#readNDN, #readwomen, Allison Hedge Coke, American Life in Poetry, Bee Poems, Burn, Cell Traffic, Cherokee, Coffee House Press, Curator of Ephemera at the New Museum of Archaic Media, Heid E. Erdrich, Huron, If Bees Were Few, MadHat Press, Metis, Michigan State University Press, Natalie Diaz, Native American Heritage Month, native american poetry, Native American Women's Poetry, Off-Season City Pipe, Ojibwe, Pen Ten interview, Poetry Foundation, Stung, The Change, University of Arizona Press, University of Minnesota, women poets
Award-winning poet and activist Allison Adelle Hedge Coke (Huron/Metis/mixed Cherokee, SE Native) writes the type of poetry that is seared into the mind like a daguerreotype at the shortest exposure. Fittingly, her latest collection is titled Burn (MadHat Press, 2017) and is an illustrated poetic endeavor. How cool is that?
Haven’t actually got my hands on it yet, but I hope to love it as much as Dog Road Woman (Coffee House Press, 1997), or Off-Season City Pipe (Coffee House, 2005).

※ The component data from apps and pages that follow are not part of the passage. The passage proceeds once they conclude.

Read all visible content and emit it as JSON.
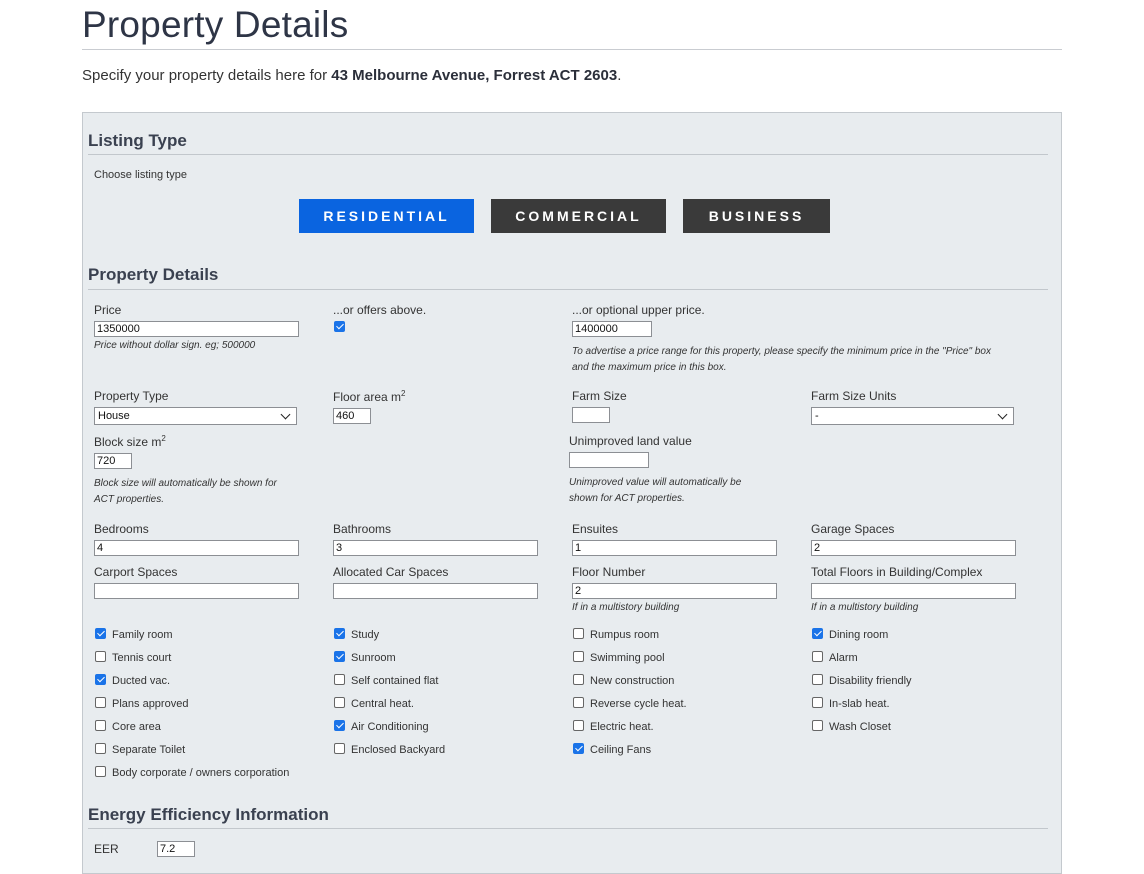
{
  "page": {
    "title": "Property Details",
    "intro_prefix": "Specify your property details here for ",
    "intro_address": "43 Melbourne Avenue, Forrest ACT 2603",
    "intro_suffix": "."
  },
  "listing_type": {
    "heading": "Listing Type",
    "prompt": "Choose listing type",
    "buttons": [
      "RESIDENTIAL",
      "COMMERCIAL",
      "BUSINESS"
    ],
    "selected": "RESIDENTIAL",
    "active_color": "#0a64e0",
    "inactive_color": "#3a3a3a"
  },
  "property_details": {
    "heading": "Property Details",
    "price": {
      "label": "Price",
      "value": "1350000",
      "hint": "Price without dollar sign. eg; 500000"
    },
    "offers_above": {
      "label": "...or offers above.",
      "checked": true
    },
    "upper_price": {
      "label": "...or optional upper price.",
      "value": "1400000",
      "hint_line1": "To advertise a price range for this property, please specify the minimum price in the \"Price\" box",
      "hint_line2": "and the maximum price in this box."
    },
    "property_type": {
      "label": "Property Type",
      "value": "House"
    },
    "floor_area": {
      "label": "Floor area m",
      "sup": "2",
      "value": "460"
    },
    "farm_size": {
      "label": "Farm Size",
      "value": ""
    },
    "farm_size_units": {
      "label": "Farm Size Units",
      "value": "-"
    },
    "block_size": {
      "label": "Block size m",
      "sup": "2",
      "value": "720",
      "hint_line1": "Block size will automatically be shown for",
      "hint_line2": "ACT properties."
    },
    "unimproved_land_value": {
      "label": "Unimproved land value",
      "value": "",
      "hint_line1": "Unimproved value will automatically be",
      "hint_line2": "shown for ACT properties."
    },
    "bedrooms": {
      "label": "Bedrooms",
      "value": "4"
    },
    "bathrooms": {
      "label": "Bathrooms",
      "value": "3"
    },
    "ensuites": {
      "label": "Ensuites",
      "value": "1"
    },
    "garage_spaces": {
      "label": "Garage Spaces",
      "value": "2"
    },
    "carport_spaces": {
      "label": "Carport Spaces",
      "value": ""
    },
    "allocated_car_spaces": {
      "label": "Allocated Car Spaces",
      "value": ""
    },
    "floor_number": {
      "label": "Floor Number",
      "value": "2",
      "hint": "If in a multistory building"
    },
    "total_floors": {
      "label": "Total Floors in Building/Complex",
      "value": "",
      "hint": "If in a multistory building"
    },
    "features": [
      [
        {
          "label": "Family room",
          "checked": true
        },
        {
          "label": "Tennis court",
          "checked": false
        },
        {
          "label": "Ducted vac.",
          "checked": true
        },
        {
          "label": "Plans approved",
          "checked": false
        },
        {
          "label": "Core area",
          "checked": false
        },
        {
          "label": "Separate Toilet",
          "checked": false
        },
        {
          "label": "Body corporate / owners corporation",
          "checked": false
        }
      ],
      [
        {
          "label": "Study",
          "checked": true
        },
        {
          "label": "Sunroom",
          "checked": true
        },
        {
          "label": "Self contained flat",
          "checked": false
        },
        {
          "label": "Central heat.",
          "checked": false
        },
        {
          "label": "Air Conditioning",
          "checked": true
        },
        {
          "label": "Enclosed Backyard",
          "checked": false
        }
      ],
      [
        {
          "label": "Rumpus room",
          "checked": false
        },
        {
          "label": "Swimming pool",
          "checked": false
        },
        {
          "label": "New construction",
          "checked": false
        },
        {
          "label": "Reverse cycle heat.",
          "checked": false
        },
        {
          "label": "Electric heat.",
          "checked": false
        },
        {
          "label": "Ceiling Fans",
          "checked": true
        }
      ],
      [
        {
          "label": "Dining room",
          "checked": true
        },
        {
          "label": "Alarm",
          "checked": false
        },
        {
          "label": "Disability friendly",
          "checked": false
        },
        {
          "label": "In-slab heat.",
          "checked": false
        },
        {
          "label": "Wash Closet",
          "checked": false
        }
      ]
    ]
  },
  "energy": {
    "heading": "Energy Efficiency Information",
    "eer": {
      "label": "EER",
      "value": "7.2"
    }
  },
  "icons": {
    "select_arrow": "chevron-down-icon",
    "checkbox_check": "checkmark-icon"
  }
}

Trust me, you’ll love her work. Here’s “The Change,” straight outta Dog Road Woman, hosted at the Poetry Foundation archives.
So you’ve heard me talk about Heid E. Erdrich (Ojibwe) before. ICYMI, I highly recommend her 2012 collection Cell Traffic (Univ. of AZ Press). The jury is still out on her latest Curator of Ephemera at the New Museum of Archaic Media (Michigan State Univ Press). It’s kinda trippy, what with its fairies, QR codes that link to film poems and other weird, but good, shit.

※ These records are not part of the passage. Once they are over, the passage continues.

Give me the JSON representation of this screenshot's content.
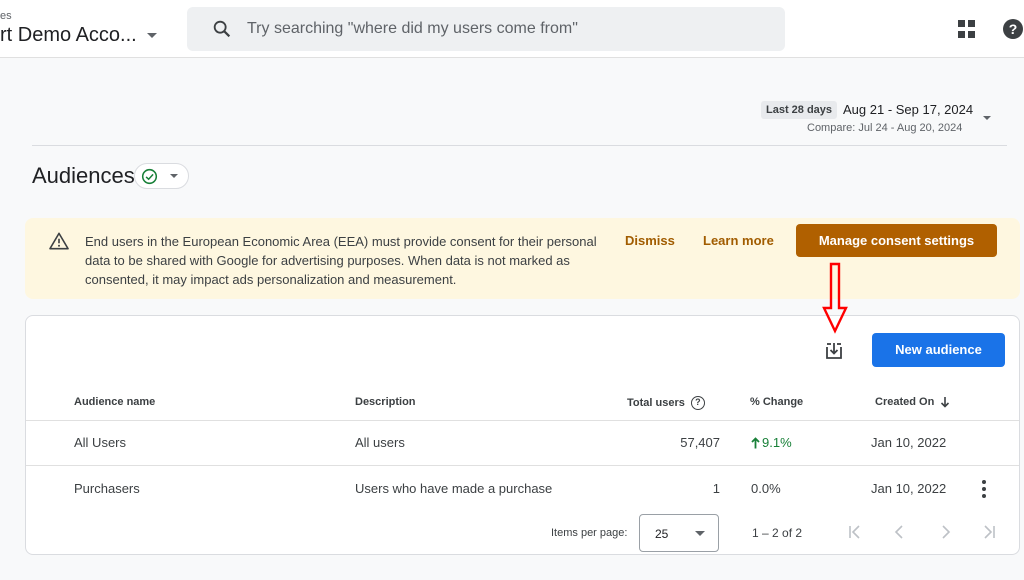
{
  "header": {
    "account_small": "es",
    "account_name": "rt Demo Acco...",
    "search_placeholder": "Try searching \"where did my users come from\""
  },
  "date_range": {
    "chip": "Last 28 days",
    "range": "Aug 21 - Sep 17, 2024",
    "compare": "Compare: Jul 24 - Aug 20, 2024"
  },
  "page": {
    "title": "Audiences"
  },
  "banner": {
    "text": "End users in the European Economic Area (EEA) must provide consent for their personal data to be shared with Google for advertising purposes. When data is not marked as consented, it may impact ads personalization and measurement.",
    "dismiss": "Dismiss",
    "learn_more": "Learn more",
    "manage": "Manage consent settings"
  },
  "toolbar": {
    "new_audience": "New audience"
  },
  "table": {
    "headers": {
      "name": "Audience name",
      "description": "Description",
      "total_users": "Total users",
      "change": "% Change",
      "created": "Created On"
    },
    "rows": [
      {
        "name": "All Users",
        "description": "All users",
        "total_users": "57,407",
        "change": "9.1%",
        "created": "Jan 10, 2022"
      },
      {
        "name": "Purchasers",
        "description": "Users who have made a purchase",
        "total_users": "1",
        "change": "0.0%",
        "created": "Jan 10, 2022"
      }
    ]
  },
  "pagination": {
    "items_per_page_label": "Items per page:",
    "items_per_page": "25",
    "range": "1 – 2 of 2"
  },
  "colors": {
    "primary_button": "#1a73e8",
    "consent_button": "#b06000",
    "banner_bg": "#fef7e0",
    "positive": "#188038",
    "annotation": "#ff0000"
  }
}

Before you dive into that book, try some of her more earthy work, like “Stung,” from the anthology If Bees Were Few: A Hive of Bee Poems. You’lll want Santa to bring you that one.

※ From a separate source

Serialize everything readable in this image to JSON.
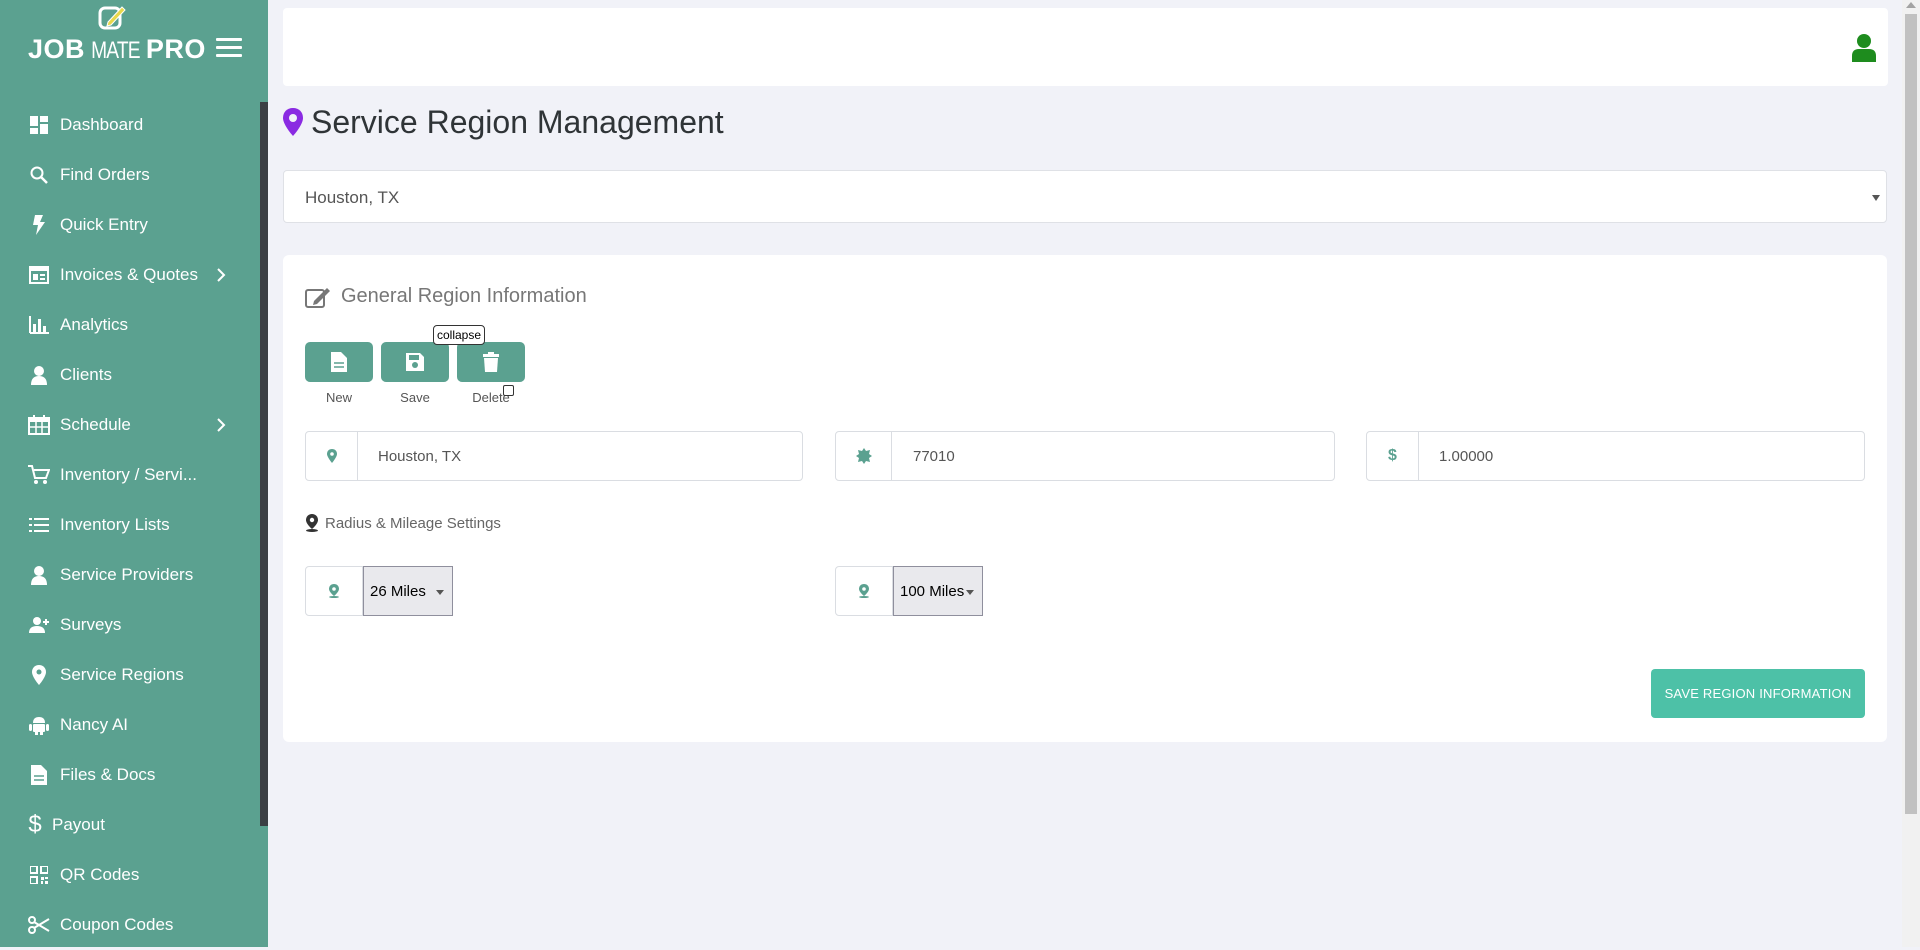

And while you’re out there floating in cyberspace, check out this Pen Ten interview with Heid E. and her sister, fellow writer Louise Erdrich, where the ladies answer questions (presented by Natalie Diaz) on writing in general and space for the voices of indigenous women.